- It has been discovered that Propionibacterium species provide the highest vitamin B12 outputs. It has been claimed that P. freudenreichii produces 20 milligrammes per litre.
- It has been demonstrated that the production medium including glucose, corn-steep, betaine, and cobalt is adequate.
- The medium is supplemented with betaine to provide methyl groups. Betaine likely achieves this by acting as a methyl donor during the production of methionine.
- The betaine concentration in the medium is 0.5%. In relation to the utilisation of cobalt, its medium concentration is crucial.

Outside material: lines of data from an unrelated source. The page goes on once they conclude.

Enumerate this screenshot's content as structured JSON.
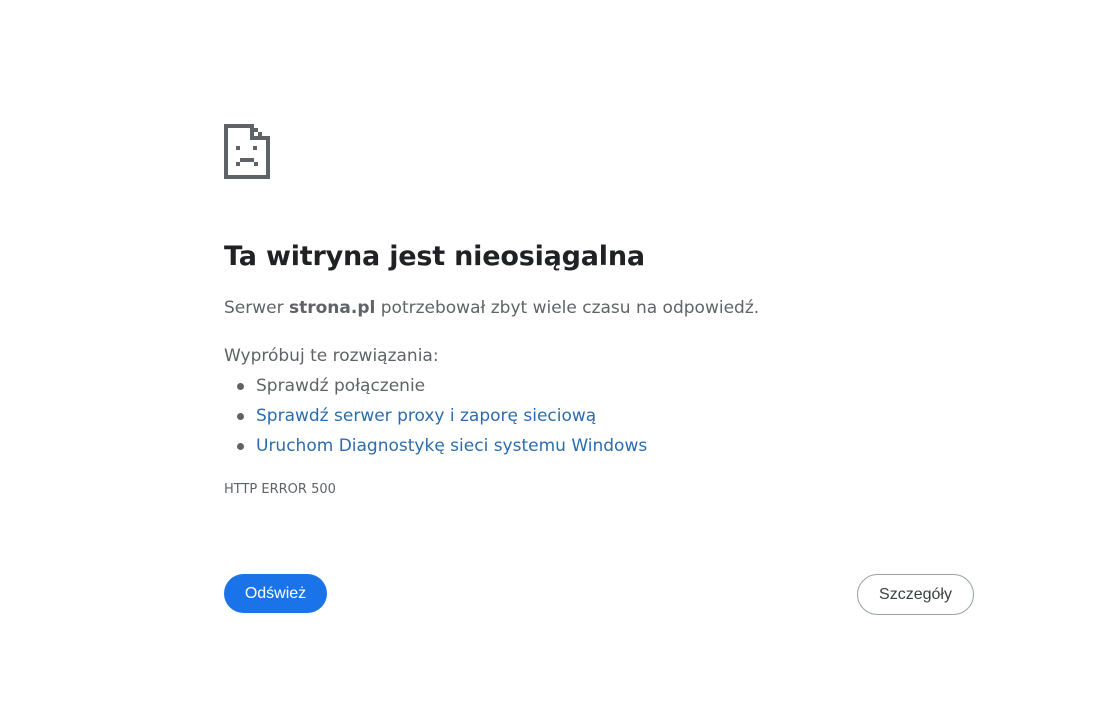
{
  "icon": "sad-document-icon",
  "heading": "Ta witryna jest nieosiągalna",
  "message": {
    "prefix": "Serwer ",
    "host": "strona.pl",
    "suffix": " potrzebował zbyt wiele czasu na odpowiedź."
  },
  "suggestions": {
    "heading": "Wypróbuj te rozwiązania:",
    "items": [
      {
        "label": "Sprawdź połączenie",
        "is_link": false
      },
      {
        "label": "Sprawdź serwer proxy i zaporę sieciową",
        "is_link": true
      },
      {
        "label": "Uruchom Diagnostykę sieci systemu Windows",
        "is_link": true
      }
    ]
  },
  "error_code": "HTTP ERROR 500",
  "buttons": {
    "reload_label": "Odśwież",
    "details_label": "Szczegóły"
  },
  "colors": {
    "primary_button": "#1a73e8",
    "link": "#2b6cb0",
    "heading": "#202124",
    "body_text": "#5f6368"
  }
}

- It has been demonstrated that a cobalt concentration of Sug./ml is optimal. Cobalt in excess inhibits the synthesis of cobinamide.
- Adjusting the pH of the manufacturing medium to 7.5. The temperature of 30 degrees Celsius has been deemed acceptable.
- This fermentation is comprised of two fermentation cycles: a 70-hour anaerobic fermentation cycle and a 50-hour aerobic fermentation cycle.
- Cobinamide is exclusively synthesised in the anaerobic cycle because oxygen inhibits cobinamide biosynthesis.
- In addition, the pH decreases from 7.5 to 6.5 before increasing to 8.5. Due to the inability of P. freudenreichii to synthesis 5,6-dimethylbenzimidazole, it is required to add 0.1% of this base to the production medium.
- The nucleotide is produced during the subsequent aerobic fermentation cycle. This nucleotide then binds to the previously synthesised cobinamide to produce cobalamin.
- Consequently, the yield obtained was less than 20ug/ml. In the continuous culture variant of the method, two large fermentation tanks are utilised in sequence, each with a 60-hour retention period; the first is anaerobic and the second is aerobic, and 5, 6-dimethylbenzimidazole is introduced continually. Consequently, a yield of 15ug/ml is achieved.
Vitamin B12, production using other microorganisms
- In addition to Streptomyces olivaceus and Propionibacterium freudenreichii, Table lists several commercially significant microorganisms used in the industrial manufacture of vitamin B 2 along with brief process information.
- On hydrocarbon media, Japanese researchers have discovered that diverse species of Corynebacterium, Mycobacterium, and Nocardia may synthesise vitamin B. However, the yields produced by these microorganisms are negligible, amounting to a few milligrammes per litre.